There are lots of artefacts on the older footage - examples of pretty much everything you'd expect in the way of film artefacts: flecks, spots, scratches, and so forth. There are no MPEG artefacts - they obviously put some effort into encoding this. There are reel change markings, which is a shame. I'm moved to forgive most of the artefacts - there is a frisson associated with the footage that would be diminished by perfect video.
The only subtitles are English for the Hearing Impaired. They are accurate, well-timed, and easy to read, and helpful in moments when the dialogue is less that perfect.
The disc is single-sided and single layered. No layer change.
There is only one soundtrack: English Dolby Digital 2.0, not surround encoded.
The dialogue is mostly quite clear and comprehensible.
The score is comprised mostly of songs. It is evocative of the times. There's a rap over the closing credits that was composed specifically for this film

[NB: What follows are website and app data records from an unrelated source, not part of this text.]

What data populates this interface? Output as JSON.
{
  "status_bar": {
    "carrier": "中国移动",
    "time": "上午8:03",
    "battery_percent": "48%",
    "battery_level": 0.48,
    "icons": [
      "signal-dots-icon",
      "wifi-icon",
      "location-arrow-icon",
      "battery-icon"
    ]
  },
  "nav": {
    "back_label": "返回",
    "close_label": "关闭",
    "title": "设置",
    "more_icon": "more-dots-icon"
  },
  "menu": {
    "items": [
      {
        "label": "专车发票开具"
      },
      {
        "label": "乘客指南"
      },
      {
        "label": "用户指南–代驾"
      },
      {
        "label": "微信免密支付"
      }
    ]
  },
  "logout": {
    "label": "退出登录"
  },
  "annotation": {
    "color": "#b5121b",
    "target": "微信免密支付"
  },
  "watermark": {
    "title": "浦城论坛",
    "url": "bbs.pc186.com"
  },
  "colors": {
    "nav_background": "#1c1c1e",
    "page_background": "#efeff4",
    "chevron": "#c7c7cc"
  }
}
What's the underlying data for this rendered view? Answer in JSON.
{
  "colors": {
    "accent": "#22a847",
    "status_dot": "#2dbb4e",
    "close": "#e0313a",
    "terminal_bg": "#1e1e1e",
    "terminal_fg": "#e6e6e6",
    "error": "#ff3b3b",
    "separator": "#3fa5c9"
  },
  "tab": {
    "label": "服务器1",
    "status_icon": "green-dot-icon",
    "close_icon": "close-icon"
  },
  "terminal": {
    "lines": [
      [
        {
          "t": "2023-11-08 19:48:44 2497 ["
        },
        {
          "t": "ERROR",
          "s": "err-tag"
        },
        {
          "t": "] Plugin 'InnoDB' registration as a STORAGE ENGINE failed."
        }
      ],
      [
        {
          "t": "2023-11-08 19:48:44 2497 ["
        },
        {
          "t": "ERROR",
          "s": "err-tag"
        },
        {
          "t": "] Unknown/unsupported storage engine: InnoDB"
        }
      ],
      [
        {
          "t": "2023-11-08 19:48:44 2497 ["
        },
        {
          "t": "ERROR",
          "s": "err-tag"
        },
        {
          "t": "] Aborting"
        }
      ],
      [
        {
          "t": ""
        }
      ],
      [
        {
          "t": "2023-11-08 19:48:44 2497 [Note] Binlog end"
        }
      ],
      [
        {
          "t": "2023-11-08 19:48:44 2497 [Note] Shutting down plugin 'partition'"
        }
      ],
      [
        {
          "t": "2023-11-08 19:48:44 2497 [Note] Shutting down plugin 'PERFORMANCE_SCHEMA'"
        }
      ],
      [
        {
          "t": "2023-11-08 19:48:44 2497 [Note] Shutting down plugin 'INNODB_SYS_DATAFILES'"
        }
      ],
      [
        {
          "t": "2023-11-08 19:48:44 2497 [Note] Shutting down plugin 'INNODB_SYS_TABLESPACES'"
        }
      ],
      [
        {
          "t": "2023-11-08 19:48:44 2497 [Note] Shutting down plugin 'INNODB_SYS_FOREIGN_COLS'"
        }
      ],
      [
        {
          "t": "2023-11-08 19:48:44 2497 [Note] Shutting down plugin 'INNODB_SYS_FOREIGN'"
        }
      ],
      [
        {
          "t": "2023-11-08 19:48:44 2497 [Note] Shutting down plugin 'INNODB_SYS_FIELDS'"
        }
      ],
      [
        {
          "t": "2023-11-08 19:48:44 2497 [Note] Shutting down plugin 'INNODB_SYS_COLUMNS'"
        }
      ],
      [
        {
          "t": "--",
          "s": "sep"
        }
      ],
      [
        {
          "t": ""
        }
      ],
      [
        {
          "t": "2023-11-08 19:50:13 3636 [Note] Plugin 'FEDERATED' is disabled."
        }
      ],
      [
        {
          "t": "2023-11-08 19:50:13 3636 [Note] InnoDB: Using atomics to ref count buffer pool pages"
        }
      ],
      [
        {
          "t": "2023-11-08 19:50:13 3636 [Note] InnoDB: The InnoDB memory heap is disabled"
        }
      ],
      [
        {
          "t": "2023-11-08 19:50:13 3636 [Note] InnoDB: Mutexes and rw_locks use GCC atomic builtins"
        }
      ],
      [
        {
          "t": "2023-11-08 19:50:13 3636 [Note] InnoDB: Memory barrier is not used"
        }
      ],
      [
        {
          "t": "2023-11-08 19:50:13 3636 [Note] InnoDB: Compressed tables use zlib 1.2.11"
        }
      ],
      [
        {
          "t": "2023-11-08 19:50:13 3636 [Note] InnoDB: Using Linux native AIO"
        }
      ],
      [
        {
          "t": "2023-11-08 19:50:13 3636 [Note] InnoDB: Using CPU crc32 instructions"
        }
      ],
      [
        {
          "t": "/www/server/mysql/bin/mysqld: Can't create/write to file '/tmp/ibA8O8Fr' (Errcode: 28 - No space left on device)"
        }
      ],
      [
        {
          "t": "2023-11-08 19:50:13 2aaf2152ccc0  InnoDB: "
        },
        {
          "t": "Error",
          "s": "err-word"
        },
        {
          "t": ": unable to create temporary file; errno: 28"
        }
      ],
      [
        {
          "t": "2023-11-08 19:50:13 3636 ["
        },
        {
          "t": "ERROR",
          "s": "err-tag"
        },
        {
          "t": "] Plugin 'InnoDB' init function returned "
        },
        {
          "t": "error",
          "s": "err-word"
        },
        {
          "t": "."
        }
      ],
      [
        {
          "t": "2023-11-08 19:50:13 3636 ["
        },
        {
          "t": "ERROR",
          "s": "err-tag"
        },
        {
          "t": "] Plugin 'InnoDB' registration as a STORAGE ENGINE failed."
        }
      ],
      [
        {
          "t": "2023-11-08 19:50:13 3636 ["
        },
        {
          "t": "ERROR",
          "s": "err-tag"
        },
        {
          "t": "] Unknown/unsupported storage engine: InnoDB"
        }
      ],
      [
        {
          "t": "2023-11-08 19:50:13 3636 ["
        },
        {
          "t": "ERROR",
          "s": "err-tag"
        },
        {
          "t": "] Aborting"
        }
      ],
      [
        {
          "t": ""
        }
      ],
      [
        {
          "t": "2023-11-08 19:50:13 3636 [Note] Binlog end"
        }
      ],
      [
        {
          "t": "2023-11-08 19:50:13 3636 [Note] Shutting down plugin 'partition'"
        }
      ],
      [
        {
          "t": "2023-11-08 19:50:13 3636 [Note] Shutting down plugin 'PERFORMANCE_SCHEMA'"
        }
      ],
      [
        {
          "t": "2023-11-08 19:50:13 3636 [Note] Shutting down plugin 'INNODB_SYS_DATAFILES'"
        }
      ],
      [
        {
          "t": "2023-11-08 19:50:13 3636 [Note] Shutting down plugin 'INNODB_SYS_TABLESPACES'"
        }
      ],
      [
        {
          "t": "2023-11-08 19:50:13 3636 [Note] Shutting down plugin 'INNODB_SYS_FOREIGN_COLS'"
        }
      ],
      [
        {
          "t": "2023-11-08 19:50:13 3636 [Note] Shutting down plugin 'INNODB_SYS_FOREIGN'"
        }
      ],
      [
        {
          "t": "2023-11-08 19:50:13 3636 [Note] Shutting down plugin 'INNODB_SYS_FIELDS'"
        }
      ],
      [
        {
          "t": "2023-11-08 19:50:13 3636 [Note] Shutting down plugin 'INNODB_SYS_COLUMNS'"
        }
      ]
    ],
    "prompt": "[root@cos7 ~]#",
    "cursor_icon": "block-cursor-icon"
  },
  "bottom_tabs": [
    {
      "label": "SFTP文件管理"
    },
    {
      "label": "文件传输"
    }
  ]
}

The soundtrack doesn't use the surrounds or subwoofer - they aren't missed.
|Surround Channel Use|
The menu is silent and static.
The trailer is presented in an aspect ratio of 1.33:1, not 16x9 enhanced.
NOTE: To view non-R4 releases, your equipment needs to be multi-zone compatible and usually also NTSC compatible.
The Region 1 version of this disc includes an interview with the filmmaker, which we don't get. They also get both full-screen and widescreen versions. It sounds as though the quality of the transfer is no better than ours, though.
When We Were Kings is a documentary about a charismatic man, a man who had a dramatic impact well outside his sport.
The video quality is variable, but acceptable.
The audio quality is adequate.
The extra is basic.
|DVD||Arcam DV88, using Component output|
|Display||Sony VPH-G70 CRT Projector, QuadScan Elite scaler (Tripler), ScreenTechnics 110. Calibrated with Video Essentials. This display device is 16x9 capable.|
|Audio Decoder||Built in to amplifier/receiver. Calibrated with Video Essentials.|
|Speakers||Front Left and Right: Krix Euphonix, Centre: Krix KDX-C Rears: Krix KDX-M, Subwoofer: Krix Seismix 5|